medbook

Yes It's real. In my life (I live in Sicily, Italy) my family have always used to let me drink a little glass of wine since I was a child.

I know there are a lor of science evidences about wine health benefits but the only thing I can say is that my granny has 93 years, she is very alive and never had an health disease...her secret is to drink a glass od Sicilian red wine for lunch.

Guest's picture
Aaron

-bump-

The two oldest people I know (my grandmother, 90 and my great aunt, 93) are both drinkers. Sometimes my grandmother even drank whiskey straight. Neither of them have any health issues, and neither of them are on any medications. Both mow their own yards, plant their own gardens, and live alone just fine. That's in no way scientific, but it's worked in my family for longer than record shows, I'm gonna keep doing it.

Guest's picture
Guest

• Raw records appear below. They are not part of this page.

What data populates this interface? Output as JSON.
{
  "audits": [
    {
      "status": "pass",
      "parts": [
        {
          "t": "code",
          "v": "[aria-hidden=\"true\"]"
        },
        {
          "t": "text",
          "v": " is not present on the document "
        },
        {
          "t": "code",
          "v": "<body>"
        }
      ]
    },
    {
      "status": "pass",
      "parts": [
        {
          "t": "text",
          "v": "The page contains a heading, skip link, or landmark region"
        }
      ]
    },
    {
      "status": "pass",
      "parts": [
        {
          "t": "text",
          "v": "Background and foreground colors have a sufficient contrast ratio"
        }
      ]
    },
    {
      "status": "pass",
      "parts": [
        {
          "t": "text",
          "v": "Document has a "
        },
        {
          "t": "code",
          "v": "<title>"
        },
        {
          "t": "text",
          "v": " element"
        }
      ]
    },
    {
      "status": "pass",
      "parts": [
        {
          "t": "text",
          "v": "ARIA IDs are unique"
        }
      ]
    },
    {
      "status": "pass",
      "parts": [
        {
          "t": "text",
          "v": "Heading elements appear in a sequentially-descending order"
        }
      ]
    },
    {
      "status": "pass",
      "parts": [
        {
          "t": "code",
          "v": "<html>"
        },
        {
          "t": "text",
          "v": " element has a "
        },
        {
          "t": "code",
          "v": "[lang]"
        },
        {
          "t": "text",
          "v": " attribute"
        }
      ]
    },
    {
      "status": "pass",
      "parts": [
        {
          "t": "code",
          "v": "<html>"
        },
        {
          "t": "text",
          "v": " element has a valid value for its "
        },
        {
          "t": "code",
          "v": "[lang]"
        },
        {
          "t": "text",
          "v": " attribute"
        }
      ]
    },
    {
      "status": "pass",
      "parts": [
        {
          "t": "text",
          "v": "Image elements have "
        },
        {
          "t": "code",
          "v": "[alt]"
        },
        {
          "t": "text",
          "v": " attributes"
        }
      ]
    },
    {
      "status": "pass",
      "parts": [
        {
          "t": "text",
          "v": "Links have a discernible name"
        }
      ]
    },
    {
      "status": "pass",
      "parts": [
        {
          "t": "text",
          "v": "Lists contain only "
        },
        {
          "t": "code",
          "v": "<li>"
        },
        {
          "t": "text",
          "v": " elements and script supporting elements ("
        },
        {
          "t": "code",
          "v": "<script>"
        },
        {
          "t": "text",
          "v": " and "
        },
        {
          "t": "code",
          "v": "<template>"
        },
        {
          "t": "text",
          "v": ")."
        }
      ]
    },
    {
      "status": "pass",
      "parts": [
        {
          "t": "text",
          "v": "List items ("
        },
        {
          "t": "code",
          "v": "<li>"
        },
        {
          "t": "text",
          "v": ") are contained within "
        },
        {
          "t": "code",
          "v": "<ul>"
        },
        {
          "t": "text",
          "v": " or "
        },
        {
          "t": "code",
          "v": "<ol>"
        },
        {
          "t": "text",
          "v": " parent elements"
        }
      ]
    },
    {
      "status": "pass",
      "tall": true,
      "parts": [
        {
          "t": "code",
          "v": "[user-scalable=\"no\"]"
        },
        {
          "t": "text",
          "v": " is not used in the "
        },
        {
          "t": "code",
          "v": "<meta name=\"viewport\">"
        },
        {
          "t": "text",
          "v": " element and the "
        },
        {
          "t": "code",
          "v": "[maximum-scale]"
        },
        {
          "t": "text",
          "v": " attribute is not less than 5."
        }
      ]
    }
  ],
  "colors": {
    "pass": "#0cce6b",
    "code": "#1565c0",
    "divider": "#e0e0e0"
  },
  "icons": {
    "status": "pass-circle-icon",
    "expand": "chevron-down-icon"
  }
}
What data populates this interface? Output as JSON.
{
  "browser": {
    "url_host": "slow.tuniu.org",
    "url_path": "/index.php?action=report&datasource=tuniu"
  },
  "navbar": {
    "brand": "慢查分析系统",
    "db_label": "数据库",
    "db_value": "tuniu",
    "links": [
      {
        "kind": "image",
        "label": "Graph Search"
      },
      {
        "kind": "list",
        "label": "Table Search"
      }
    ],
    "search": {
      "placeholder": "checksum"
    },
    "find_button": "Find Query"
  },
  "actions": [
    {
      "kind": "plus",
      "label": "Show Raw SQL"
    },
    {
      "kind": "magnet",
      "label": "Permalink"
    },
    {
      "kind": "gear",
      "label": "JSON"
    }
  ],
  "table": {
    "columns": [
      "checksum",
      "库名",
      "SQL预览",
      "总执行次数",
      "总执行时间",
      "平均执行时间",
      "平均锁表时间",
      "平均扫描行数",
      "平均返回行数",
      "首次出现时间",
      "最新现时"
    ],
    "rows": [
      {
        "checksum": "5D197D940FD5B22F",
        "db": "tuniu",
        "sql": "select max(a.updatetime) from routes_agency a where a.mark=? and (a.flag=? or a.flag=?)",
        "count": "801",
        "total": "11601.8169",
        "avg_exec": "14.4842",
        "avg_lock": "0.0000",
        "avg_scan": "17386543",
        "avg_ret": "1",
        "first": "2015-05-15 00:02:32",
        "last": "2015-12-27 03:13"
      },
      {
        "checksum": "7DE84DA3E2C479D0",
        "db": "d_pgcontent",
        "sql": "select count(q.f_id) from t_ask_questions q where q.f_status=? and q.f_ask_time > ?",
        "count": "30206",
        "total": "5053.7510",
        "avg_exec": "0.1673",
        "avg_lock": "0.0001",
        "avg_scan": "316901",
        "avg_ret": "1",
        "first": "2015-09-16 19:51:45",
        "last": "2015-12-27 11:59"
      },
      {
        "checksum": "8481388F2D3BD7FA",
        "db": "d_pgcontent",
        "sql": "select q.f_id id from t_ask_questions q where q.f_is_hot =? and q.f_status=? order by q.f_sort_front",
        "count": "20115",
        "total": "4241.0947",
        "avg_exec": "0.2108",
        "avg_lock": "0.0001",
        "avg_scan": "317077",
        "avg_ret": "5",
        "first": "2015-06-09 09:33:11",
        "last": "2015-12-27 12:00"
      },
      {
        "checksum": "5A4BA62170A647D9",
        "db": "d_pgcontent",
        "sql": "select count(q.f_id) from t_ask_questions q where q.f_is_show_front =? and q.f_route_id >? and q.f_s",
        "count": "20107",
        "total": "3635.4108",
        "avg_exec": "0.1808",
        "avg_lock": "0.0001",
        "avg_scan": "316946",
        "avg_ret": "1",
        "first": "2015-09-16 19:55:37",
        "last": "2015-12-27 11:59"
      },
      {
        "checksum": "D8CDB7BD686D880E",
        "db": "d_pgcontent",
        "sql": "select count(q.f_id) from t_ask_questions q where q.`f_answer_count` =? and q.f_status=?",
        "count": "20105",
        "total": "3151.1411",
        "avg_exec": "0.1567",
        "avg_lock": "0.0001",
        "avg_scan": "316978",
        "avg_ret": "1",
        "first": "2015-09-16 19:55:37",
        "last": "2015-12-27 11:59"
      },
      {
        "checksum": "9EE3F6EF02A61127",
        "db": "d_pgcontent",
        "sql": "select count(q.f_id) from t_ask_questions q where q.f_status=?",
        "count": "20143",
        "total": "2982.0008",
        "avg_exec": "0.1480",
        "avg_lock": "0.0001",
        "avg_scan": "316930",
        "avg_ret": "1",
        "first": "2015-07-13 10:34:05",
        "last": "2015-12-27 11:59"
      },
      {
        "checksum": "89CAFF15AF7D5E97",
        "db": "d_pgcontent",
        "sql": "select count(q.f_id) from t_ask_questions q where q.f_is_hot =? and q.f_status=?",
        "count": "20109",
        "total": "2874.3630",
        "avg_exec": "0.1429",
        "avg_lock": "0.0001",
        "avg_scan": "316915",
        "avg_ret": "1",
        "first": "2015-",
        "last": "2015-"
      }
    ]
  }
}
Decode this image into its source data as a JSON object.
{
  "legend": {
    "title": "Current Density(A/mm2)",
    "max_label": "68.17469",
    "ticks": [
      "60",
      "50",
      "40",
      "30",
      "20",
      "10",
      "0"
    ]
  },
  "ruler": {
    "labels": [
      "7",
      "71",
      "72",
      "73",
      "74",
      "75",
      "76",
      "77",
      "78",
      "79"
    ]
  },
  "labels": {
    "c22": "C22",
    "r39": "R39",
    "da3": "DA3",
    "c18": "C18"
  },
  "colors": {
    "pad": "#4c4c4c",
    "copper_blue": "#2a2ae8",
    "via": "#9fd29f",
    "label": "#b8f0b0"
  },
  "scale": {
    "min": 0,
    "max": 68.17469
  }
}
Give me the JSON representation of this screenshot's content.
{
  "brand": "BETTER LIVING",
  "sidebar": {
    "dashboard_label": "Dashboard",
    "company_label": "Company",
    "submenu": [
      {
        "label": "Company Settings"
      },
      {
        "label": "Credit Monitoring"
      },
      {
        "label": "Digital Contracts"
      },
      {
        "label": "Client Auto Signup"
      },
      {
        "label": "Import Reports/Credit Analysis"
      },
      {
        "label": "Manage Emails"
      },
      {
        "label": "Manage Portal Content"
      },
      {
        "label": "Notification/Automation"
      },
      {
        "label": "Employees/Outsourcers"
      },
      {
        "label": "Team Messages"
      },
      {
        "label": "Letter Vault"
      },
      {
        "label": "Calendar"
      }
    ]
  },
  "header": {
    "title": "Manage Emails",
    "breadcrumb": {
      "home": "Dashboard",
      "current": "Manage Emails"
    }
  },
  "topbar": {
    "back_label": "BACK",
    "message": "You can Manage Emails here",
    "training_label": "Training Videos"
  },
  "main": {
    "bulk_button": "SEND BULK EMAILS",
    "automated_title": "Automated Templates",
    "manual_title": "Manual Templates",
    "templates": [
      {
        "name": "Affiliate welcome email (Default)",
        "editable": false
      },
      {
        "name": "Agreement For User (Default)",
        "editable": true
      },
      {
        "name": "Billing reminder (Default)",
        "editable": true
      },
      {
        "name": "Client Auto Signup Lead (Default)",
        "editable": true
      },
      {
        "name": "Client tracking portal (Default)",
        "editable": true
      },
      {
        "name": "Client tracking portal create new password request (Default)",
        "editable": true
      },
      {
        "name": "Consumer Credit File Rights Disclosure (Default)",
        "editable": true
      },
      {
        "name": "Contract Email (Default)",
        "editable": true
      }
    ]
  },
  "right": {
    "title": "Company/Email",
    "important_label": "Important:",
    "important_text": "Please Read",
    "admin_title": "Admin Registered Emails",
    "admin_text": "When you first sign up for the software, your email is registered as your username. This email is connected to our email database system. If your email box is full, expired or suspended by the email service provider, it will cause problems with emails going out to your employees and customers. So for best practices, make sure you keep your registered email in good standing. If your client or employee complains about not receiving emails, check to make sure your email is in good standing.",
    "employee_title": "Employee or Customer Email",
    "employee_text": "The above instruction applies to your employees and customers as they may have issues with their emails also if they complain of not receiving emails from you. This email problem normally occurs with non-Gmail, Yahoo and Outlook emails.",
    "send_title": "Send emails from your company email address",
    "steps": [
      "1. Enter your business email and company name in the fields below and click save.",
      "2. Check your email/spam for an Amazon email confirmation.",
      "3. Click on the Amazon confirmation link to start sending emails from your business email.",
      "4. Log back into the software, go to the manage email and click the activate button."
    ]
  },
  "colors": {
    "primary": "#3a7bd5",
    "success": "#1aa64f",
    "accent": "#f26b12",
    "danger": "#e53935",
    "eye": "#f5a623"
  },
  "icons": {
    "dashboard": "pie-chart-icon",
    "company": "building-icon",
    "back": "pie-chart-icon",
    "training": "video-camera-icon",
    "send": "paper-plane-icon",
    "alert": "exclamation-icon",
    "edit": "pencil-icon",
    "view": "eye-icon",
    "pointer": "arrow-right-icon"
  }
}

I am Diabetic taking Victoza. I drink daily and stopped for view days. My blood sugar during that time went over 200. Had my first drink again and it dropped to 140